## About this exercise
Retype each of the entries below exactly as written.

Data entries

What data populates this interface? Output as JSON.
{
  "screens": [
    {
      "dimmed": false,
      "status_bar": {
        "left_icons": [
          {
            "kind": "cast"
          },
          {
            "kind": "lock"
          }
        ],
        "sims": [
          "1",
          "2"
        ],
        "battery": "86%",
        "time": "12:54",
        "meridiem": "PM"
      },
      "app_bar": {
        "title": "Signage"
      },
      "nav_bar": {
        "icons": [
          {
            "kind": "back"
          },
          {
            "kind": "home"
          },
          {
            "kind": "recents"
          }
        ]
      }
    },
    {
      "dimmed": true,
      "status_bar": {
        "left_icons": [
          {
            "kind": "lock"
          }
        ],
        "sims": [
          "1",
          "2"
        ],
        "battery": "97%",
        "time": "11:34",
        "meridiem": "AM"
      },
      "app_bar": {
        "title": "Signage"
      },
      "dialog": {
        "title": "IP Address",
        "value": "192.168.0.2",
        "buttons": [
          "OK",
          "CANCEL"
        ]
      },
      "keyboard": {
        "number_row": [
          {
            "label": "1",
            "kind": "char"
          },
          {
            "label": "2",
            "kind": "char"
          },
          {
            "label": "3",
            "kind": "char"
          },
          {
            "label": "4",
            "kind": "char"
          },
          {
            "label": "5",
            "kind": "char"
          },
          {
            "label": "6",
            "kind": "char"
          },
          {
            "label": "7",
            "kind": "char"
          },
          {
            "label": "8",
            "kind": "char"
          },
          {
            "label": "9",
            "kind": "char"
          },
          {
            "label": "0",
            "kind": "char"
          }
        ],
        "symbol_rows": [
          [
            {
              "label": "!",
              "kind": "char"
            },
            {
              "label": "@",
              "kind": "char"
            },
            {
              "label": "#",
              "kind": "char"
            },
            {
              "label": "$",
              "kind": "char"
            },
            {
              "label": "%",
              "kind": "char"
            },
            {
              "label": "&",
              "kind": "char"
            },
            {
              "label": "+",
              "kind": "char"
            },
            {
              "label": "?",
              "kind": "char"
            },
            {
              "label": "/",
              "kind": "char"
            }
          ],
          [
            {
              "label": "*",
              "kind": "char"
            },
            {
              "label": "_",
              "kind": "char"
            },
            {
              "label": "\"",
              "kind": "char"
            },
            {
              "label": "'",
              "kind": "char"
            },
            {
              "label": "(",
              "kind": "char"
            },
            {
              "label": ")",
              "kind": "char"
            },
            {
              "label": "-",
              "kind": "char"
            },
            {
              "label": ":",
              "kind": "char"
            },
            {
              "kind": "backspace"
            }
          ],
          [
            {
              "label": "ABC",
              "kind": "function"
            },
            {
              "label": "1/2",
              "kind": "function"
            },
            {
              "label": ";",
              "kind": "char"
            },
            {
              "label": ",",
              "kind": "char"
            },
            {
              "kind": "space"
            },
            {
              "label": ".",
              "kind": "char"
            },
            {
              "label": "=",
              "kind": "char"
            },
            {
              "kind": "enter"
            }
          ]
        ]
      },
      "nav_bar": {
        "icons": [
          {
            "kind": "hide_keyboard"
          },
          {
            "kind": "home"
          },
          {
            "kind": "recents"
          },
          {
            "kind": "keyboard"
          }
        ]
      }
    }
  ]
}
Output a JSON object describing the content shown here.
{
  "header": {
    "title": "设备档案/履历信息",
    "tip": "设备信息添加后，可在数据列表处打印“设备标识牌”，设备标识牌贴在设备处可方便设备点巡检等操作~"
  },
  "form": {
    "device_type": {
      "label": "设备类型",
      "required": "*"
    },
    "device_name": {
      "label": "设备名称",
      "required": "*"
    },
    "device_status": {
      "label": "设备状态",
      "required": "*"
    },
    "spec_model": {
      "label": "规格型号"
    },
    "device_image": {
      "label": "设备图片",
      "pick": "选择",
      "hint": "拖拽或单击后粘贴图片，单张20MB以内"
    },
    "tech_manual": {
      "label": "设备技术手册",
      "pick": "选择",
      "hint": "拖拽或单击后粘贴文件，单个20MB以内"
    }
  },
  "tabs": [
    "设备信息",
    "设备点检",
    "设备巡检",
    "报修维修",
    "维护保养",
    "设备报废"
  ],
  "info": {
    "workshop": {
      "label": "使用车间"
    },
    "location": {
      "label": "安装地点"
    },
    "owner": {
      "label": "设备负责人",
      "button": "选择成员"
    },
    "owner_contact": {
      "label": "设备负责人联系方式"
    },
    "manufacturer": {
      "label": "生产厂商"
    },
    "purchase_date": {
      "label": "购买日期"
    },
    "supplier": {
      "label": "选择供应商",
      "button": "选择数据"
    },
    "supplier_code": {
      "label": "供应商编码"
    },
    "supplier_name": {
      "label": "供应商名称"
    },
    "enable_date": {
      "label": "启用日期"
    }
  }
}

## Output below
What data populates this interface? Output as JSON.
{
  "screens": [
    {
      "dimmed": false,
      "status_bar": {
        "left_icons": [
          {
            "kind": "cast"
          },
          {
            "kind": "lock"
          }
        ],
        "sims": [
          "1",
          "2"
        ],
        "battery": "86%",
        "time": "12:54",
        "meridiem": "PM"
      },
      "app_bar": {
        "title": "Signage"
      },
      "nav_bar": {
        "icons": [
          {
            "kind": "back"
          },
          {
            "kind": "home"
          },
          {
            "kind": "recents"
          }
        ]
      }
    },
    {
      "dimmed": true,
      "status_bar": {
        "left_icons": [
          {
            "kind": "lock"
          }
        ],
        "sims": [
          "1",
          "2"
        ],
        "battery": "97%",
        "time": "11:34",
        "meridiem": "AM"
      },
      "app_bar": {
        "title": "Signage"
      },
      "dialog": {
        "title": "IP Address",
        "value": "192.168.0.2",
        "buttons": [
          "OK",
          "CANCEL"
        ]
      },
      "keyboard": {
        "number_row": [
          {
            "label": "1",
            "kind": "char"
          },
          {
            "label": "2",
            "kind": "char"
          },
          {
            "label": "3",
            "kind": "char"
          },
          {
            "label": "4",
            "kind": "char"
          },
          {
            "label": "5",
            "kind": "char"
          },
          {
            "label": "6",
            "kind": "char"
          },
          {
            "label": "7",
            "kind": "char"
          },
          {
            "label": "8",
            "kind": "char"
          },
          {
            "label": "9",
            "kind": "char"
          },
          {
            "label": "0",
            "kind": "char"
          }
        ],
        "symbol_rows": [
          [
            {
              "label": "!",
              "kind": "char"
            },
            {
              "label": "@",
              "kind": "char"
            },
            {
              "label": "#",
              "kind": "char"
            },
            {
              "label": "$",
              "kind": "char"
            },
            {
              "label": "%",
              "kind": "char"
            },
            {
              "label": "&",
              "kind": "char"
            },
            {
              "label": "+",
              "kind": "char"
            },
            {
              "label": "?",
              "kind": "char"
            },
            {
              "label": "/",
              "kind": "char"
            }
          ],
          [
            {
              "label": "*",
              "kind": "char"
            },
            {
              "label": "_",
              "kind": "char"
            },
            {
              "label": "\"",
              "kind": "char"
            },
            {
              "label": "'",
              "kind": "char"
            },
            {
              "label": "(",
              "kind": "char"
            },
            {
              "label": ")",
              "kind": "char"
            },
            {
              "label": "-",
              "kind": "char"
            },
            {
              "label": ":",
              "kind": "char"
            },
            {
              "kind": "backspace"
            }
          ],
          [
            {
              "label": "ABC",
              "kind": "function"
            },
            {
              "label": "1/2",
              "kind": "function"
            },
            {
              "label": ";",
              "kind": "char"
            },
            {
              "label": ",",
              "kind": "char"
            },
            {
              "kind": "space"
            },
            {
              "label": ".",
              "kind": "char"
            },
            {
              "label": "=",
              "kind": "char"
            },
            {
              "kind": "enter"
            }
          ]
        ]
      },
      "nav_bar": {
        "icons": [
          {
            "kind": "hide_keyboard"
          },
          {
            "kind": "home"
          },
          {
            "kind": "recents"
          },
          {
            "kind": "keyboard"
          }
        ]
      }
    }
  ]
}
Output a JSON object describing the content shown here.
{
  "header": {
    "title": "设备档案/履历信息",
    "tip": "设备信息添加后，可在数据列表处打印“设备标识牌”，设备标识牌贴在设备处可方便设备点巡检等操作~"
  },
  "form": {
    "device_type": {
      "label": "设备类型",
      "required": "*"
    },
    "device_name": {
      "label": "设备名称",
      "required": "*"
    },
    "device_status": {
      "label": "设备状态",
      "required": "*"
    },
    "spec_model": {
      "label": "规格型号"
    },
    "device_image": {
      "label": "设备图片",
      "pick": "选择",
      "hint": "拖拽或单击后粘贴图片，单张20MB以内"
    },
    "tech_manual": {
      "label": "设备技术手册",
      "pick": "选择",
      "hint": "拖拽或单击后粘贴文件，单个20MB以内"
    }
  },
  "tabs": [
    "设备信息",
    "设备点检",
    "设备巡检",
    "报修维修",
    "维护保养",
    "设备报废"
  ],
  "info": {
    "workshop": {
      "label": "使用车间"
    },
    "location": {
      "label": "安装地点"
    },
    "owner": {
      "label": "设备负责人",
      "button": "选择成员"
    },
    "owner_contact": {
      "label": "设备负责人联系方式"
    },
    "manufacturer": {
      "label": "生产厂商"
    },
    "purchase_date": {
      "label": "购买日期"
    },
    "supplier": {
      "label": "选择供应商",
      "button": "选择数据"
    },
    "supplier_code": {
      "label": "供应商编码"
    },
    "supplier_name": {
      "label": "供应商名称"
    },
    "enable_date": {
      "label": "启用日期"
    }
  }
}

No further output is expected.